I know what you’re thinking, and let me explain. By swagger, I don’t mean some edgy styling or anything of the sort – this isn’t a sporty bike and doesn’t even pretend to be one. Swagger in this segment means bragging rights for the owner, and bragging rights are directly proportional to the number of features the bike gets.
The Radeon gets some rather neat features, starting with a USB charging port. It also gets a side stand indicator that comes along with a hugely irritating, constant beep when the stand is down. It is rather loud and can get to you after a while, but I guess that is the point if it. Additionally, the Radeon gets plenty of storage options – you get a large grabrail with an integrated carrier, a grab handle for women who prefer sitting with both legs on one side, tank grips and even a DRL. The cluster is interesting as well, it has a car-like twin-dial set up with one dial for the speedo and one for the fuel gauge, though it misses out on a tripmeter and tachometer.
Interesting, but enough jibber-jabber.
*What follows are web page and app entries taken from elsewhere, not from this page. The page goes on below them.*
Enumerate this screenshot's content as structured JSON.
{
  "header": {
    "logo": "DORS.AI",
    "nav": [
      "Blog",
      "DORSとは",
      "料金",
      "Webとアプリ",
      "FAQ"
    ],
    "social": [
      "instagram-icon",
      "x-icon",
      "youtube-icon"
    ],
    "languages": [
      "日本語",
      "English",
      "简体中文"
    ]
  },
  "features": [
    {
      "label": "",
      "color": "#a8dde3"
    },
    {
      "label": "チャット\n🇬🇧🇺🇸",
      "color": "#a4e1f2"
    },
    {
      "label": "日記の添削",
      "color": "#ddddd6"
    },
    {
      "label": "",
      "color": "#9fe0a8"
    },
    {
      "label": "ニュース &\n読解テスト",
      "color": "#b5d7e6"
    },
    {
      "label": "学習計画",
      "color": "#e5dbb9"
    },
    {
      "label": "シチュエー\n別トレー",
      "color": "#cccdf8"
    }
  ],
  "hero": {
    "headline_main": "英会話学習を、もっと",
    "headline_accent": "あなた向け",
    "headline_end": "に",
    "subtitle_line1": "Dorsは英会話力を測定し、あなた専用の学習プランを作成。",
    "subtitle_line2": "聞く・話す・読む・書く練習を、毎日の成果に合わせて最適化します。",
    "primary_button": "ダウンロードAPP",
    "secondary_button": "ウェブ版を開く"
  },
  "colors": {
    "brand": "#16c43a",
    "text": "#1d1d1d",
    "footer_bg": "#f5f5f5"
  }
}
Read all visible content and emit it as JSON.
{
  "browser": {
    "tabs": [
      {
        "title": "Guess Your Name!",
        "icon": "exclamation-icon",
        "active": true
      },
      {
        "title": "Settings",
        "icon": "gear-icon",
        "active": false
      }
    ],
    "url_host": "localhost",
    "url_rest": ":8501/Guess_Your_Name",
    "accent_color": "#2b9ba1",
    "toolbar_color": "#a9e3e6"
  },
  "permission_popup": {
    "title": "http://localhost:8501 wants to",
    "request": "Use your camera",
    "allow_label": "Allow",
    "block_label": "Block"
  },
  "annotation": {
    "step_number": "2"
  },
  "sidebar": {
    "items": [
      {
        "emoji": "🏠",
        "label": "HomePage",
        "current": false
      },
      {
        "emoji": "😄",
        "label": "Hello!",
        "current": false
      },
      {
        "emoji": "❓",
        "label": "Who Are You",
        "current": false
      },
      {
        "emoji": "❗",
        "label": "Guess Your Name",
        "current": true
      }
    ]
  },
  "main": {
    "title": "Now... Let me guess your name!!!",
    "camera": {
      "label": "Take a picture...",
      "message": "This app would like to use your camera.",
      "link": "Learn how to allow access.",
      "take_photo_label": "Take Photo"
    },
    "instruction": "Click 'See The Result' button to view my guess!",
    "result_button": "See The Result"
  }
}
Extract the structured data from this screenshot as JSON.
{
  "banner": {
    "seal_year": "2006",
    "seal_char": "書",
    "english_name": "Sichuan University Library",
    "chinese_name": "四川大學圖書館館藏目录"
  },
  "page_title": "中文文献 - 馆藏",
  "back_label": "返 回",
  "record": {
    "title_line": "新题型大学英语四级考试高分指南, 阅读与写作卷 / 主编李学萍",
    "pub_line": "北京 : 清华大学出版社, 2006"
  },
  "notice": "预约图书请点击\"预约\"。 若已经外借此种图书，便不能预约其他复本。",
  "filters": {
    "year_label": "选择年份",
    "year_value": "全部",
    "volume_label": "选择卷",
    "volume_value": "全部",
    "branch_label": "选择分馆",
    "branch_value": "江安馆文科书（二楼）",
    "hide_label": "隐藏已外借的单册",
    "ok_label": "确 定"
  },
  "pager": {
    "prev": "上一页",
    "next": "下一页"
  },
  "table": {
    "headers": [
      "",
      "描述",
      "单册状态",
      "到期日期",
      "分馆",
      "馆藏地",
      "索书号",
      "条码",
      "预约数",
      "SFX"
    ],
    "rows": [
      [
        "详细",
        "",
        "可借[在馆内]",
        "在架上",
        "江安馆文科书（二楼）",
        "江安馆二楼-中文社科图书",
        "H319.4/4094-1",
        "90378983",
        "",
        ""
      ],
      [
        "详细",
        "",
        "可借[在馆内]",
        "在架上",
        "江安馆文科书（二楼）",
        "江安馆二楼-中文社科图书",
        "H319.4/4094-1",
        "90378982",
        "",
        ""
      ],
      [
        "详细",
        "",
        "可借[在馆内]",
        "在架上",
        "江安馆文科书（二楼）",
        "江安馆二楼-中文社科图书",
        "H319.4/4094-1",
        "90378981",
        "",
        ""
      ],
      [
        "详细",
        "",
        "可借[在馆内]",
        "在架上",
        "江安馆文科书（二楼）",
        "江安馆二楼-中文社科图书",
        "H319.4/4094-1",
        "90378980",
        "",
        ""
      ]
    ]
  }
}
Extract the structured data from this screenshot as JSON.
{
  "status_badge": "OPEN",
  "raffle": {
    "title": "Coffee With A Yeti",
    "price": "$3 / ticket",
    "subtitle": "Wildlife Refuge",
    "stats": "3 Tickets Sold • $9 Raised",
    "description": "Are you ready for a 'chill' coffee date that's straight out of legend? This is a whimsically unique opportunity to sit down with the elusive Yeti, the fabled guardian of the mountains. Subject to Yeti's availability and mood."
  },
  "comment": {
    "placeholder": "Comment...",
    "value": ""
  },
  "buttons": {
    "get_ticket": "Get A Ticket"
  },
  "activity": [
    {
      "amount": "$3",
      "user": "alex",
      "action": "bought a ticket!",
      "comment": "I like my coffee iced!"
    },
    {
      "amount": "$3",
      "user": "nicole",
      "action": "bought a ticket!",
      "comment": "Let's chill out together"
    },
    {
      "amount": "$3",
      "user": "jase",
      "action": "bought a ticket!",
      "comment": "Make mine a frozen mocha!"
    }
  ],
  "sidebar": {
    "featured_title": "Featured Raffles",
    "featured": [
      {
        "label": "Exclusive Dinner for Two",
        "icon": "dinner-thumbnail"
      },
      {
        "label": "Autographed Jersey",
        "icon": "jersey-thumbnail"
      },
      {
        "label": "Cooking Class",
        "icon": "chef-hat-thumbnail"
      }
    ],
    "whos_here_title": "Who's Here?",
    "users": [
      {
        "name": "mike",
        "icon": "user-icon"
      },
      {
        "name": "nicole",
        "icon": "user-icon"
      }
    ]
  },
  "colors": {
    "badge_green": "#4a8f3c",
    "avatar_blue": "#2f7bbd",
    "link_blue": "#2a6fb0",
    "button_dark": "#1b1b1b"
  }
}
Did you ride it?
Of course, I did. I’d have got a sounding from the boss if I returned without riding it.
Care to elaborate?
Okay, okay. Let me start with the engine. It is a 109.7cc motor that makes 8.3bhp and 8.7Nm, and is identical to what you get in the Star City+. TVS does claim that they have tuned this engine for more torque low down, though I would have to ride both motorcycles back-to-back to confirm that. What I can confirm is that there is plenty of shove low down in the rev range – the low to mid revs are where the Radeon generates most of its pull. I can also confirm that the Radeon is rather refined and doesn’t have any intrusive vibrations at the bars, pegs or seat. It is quite a nice engine to use. Mated to a four-speed gearbox with an all-up shifting pattern, it makes riding in the city a breeze. The ratios are shot and you can potter about at rolling speeds even in second gear without the bike sputtering.
You left out the best part! How fast will it go?
Well, this isn’t really a “how fast will it go” motorcycle, but if you really want to know, it will do around 90kph before running out of breath. I tried to hit a ton, but I the engine was really struggling and I didn’t have the space.
And how does it ride?
It is a little stiff, to be honest. You’d think a commuter like this would be softly sprung but this catches you by surprise. Hit a bump to hard and you will feel it on your backside. That isn’t necessarily a bad thing, it lends you a sense of control over the motorcycle and it doesn’t wallow like other softly sprung motorcycles do. The bike’s long wheelbase also keeps it incredibly stable and small corrections to the handlebar don’t send it weaving.
Anything else I need to know?
Yeah, it is only available with drum brakes which is a slight let down. They may save on cost, but they simply don’t have the stopping power (and the confidence to ride swiftly) a disc brake set up comes with. The seat, too, is rather long. That’s good because two people will be properly comfortable on it however it might encourage people to pile on three, maybe four, people on to the seat and that is never a good thing.
Do you like the way it looks?
Look, it doesn’t get your pulse racing, but nothing in this segment will. I think it is a bold take move from TVS. They’ve got a bit of the neo-retro vibe going. There’s loads of chrome all over, the seat has a faux stitched leather, it gets a boxy taillamp and grips on the tank – all that add to this effect. I think a good measure of how much presence a bike has is how many heads it turns, and the Radeon was turning heads, no doubt.
And how much would it cost?
The Radeon costs Rs 48,990 (ex-showroom, Delhi) making it aggressive for the segment. Does it have what it takes? Well, the Radeon is certainly a well-sorted motorcycle. It looks like it has all the necessities of a buyer looking for a bike in this segment, and goes a little further with bits like the USB port. The combination of aggressive pricing and differentiated styling might just work in its favour.
Engine: 109.7cc, 8.3bhp @ 7000rpm, 8.7Nm @ 5000rpm
Gearbox: 4-speed, all-up shift pattern
Wheels: 18-inch (front and rear)
Brakes: 130mm drum (front), 110mm (rear)
Ground clearance: 180mm